§ EXERCISE BRIEF
In the records below, find each line containing the word "Thái" and copy it.

§ INFORMATION SHOWN
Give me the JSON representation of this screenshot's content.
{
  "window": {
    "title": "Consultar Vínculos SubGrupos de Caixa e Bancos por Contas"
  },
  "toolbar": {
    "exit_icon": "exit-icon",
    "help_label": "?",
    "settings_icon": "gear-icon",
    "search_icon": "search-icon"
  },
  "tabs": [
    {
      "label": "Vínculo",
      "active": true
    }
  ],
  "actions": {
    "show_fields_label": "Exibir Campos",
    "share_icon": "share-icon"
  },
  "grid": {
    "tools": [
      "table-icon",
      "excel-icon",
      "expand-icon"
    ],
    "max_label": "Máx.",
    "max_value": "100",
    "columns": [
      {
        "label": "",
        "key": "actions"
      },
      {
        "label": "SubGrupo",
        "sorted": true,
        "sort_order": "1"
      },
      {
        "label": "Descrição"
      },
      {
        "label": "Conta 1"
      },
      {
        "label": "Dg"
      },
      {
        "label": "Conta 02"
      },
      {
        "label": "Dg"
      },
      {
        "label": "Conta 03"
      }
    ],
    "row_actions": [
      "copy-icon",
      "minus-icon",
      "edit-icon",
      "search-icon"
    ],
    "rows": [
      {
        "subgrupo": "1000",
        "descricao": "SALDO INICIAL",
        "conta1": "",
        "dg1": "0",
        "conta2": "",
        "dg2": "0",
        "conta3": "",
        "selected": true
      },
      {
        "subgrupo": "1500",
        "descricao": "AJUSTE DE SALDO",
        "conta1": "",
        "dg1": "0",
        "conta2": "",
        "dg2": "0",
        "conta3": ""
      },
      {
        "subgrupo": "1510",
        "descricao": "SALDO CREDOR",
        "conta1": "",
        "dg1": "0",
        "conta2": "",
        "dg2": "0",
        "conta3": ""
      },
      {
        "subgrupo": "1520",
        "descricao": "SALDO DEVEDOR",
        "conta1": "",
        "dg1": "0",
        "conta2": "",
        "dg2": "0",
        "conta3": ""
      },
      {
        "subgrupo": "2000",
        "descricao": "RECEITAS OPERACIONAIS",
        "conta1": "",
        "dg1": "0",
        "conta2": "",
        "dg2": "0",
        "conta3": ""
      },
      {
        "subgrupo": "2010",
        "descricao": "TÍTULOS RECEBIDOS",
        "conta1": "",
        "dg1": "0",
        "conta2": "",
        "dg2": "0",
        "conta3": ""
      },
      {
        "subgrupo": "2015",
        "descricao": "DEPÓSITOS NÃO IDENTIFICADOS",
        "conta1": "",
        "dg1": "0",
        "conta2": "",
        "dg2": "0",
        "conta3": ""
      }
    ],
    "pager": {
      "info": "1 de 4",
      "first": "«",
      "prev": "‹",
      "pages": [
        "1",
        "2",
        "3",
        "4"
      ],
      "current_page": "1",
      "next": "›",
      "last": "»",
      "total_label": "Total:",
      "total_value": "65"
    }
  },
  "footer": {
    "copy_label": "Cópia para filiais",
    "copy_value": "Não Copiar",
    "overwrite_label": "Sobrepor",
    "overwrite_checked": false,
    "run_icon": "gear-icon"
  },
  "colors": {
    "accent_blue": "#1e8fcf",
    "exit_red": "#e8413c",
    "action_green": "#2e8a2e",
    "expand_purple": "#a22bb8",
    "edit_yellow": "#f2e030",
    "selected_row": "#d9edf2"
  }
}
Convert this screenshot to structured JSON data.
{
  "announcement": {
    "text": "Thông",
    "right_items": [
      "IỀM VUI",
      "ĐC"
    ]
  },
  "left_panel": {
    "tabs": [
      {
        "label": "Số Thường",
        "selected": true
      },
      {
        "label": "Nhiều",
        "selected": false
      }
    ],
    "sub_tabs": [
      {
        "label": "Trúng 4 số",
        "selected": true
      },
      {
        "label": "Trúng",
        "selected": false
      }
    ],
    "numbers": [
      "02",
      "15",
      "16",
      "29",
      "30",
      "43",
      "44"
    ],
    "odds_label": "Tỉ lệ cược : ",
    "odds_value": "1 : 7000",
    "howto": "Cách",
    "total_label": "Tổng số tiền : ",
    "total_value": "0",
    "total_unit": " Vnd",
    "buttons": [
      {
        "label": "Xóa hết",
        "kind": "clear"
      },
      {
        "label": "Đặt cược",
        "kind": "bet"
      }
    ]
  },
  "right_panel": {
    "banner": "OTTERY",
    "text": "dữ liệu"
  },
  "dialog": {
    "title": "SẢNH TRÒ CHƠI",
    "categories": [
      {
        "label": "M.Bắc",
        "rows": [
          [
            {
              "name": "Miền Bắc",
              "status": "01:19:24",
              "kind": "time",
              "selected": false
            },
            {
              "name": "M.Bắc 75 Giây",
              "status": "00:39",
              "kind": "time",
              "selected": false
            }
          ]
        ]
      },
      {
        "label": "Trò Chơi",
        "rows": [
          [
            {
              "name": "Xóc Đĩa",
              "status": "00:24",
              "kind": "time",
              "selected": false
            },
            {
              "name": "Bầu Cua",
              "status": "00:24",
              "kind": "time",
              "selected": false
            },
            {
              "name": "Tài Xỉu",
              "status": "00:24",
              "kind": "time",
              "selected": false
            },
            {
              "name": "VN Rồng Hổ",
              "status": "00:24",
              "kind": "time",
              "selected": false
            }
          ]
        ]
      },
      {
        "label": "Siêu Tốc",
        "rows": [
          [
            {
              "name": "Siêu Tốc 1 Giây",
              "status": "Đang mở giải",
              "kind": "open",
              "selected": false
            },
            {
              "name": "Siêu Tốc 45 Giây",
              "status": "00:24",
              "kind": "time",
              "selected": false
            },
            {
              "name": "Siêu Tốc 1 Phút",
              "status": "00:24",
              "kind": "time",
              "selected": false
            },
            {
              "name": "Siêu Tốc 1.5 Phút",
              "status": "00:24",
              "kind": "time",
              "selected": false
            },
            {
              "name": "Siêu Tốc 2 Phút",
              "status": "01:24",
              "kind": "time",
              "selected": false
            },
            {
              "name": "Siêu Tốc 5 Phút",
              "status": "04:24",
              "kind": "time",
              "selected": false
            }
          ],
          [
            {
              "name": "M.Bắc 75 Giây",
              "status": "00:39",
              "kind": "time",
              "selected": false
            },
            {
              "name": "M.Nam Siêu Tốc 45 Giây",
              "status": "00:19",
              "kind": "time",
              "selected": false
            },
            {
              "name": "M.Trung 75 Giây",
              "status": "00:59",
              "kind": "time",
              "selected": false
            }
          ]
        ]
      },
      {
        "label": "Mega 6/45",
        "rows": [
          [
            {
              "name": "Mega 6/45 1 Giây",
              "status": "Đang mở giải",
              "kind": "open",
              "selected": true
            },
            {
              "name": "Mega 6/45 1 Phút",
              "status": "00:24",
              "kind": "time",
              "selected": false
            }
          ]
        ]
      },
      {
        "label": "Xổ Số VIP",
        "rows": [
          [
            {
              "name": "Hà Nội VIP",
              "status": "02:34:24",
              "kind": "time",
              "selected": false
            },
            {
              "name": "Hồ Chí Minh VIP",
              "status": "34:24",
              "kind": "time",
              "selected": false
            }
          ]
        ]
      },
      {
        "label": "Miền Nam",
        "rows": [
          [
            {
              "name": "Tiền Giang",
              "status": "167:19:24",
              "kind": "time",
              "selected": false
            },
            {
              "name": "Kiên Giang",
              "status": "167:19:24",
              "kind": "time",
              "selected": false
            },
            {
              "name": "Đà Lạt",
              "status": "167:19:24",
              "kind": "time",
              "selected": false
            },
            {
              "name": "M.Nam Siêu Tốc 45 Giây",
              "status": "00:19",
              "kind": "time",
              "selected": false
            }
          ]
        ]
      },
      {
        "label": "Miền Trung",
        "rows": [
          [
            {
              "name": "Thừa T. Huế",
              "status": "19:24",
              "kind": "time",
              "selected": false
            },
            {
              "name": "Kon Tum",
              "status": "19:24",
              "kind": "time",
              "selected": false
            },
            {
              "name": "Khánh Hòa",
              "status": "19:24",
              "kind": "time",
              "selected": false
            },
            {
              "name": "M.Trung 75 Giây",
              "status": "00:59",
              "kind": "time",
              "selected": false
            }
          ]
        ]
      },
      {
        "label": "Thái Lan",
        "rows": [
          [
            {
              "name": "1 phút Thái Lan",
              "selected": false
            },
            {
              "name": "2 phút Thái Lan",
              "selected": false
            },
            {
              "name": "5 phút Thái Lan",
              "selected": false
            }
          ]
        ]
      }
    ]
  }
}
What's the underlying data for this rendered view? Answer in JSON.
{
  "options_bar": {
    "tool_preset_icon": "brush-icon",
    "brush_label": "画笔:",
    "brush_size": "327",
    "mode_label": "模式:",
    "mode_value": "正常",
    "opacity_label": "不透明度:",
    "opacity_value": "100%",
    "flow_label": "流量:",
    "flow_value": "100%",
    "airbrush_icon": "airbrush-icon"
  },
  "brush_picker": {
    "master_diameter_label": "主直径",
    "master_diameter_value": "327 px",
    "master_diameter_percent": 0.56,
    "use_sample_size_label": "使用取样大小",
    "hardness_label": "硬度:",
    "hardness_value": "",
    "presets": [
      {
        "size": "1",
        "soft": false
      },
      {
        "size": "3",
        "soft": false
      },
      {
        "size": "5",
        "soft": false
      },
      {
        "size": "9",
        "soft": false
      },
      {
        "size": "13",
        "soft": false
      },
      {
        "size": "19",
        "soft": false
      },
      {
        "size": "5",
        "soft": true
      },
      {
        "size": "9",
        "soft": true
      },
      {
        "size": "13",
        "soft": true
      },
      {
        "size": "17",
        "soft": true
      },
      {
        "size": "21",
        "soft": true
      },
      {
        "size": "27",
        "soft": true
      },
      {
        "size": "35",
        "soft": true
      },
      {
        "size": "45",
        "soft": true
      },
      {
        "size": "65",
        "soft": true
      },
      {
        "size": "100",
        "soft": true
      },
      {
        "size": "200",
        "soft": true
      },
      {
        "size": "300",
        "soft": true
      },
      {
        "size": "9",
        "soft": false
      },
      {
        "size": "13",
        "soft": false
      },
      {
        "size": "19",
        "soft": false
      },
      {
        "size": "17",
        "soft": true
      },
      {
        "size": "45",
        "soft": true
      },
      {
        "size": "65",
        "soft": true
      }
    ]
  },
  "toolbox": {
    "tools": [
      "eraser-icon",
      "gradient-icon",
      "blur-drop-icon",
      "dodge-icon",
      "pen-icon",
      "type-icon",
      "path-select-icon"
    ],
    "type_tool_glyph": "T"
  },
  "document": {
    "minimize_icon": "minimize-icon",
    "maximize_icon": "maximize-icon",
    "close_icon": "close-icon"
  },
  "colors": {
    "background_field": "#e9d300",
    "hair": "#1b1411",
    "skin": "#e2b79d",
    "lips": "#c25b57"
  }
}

§ REPLY
        "label": "Thái Lan",
              "name": "1 phút Thái Lan",
              "name": "2 phút Thái Lan",
              "name": "5 phút Thái Lan",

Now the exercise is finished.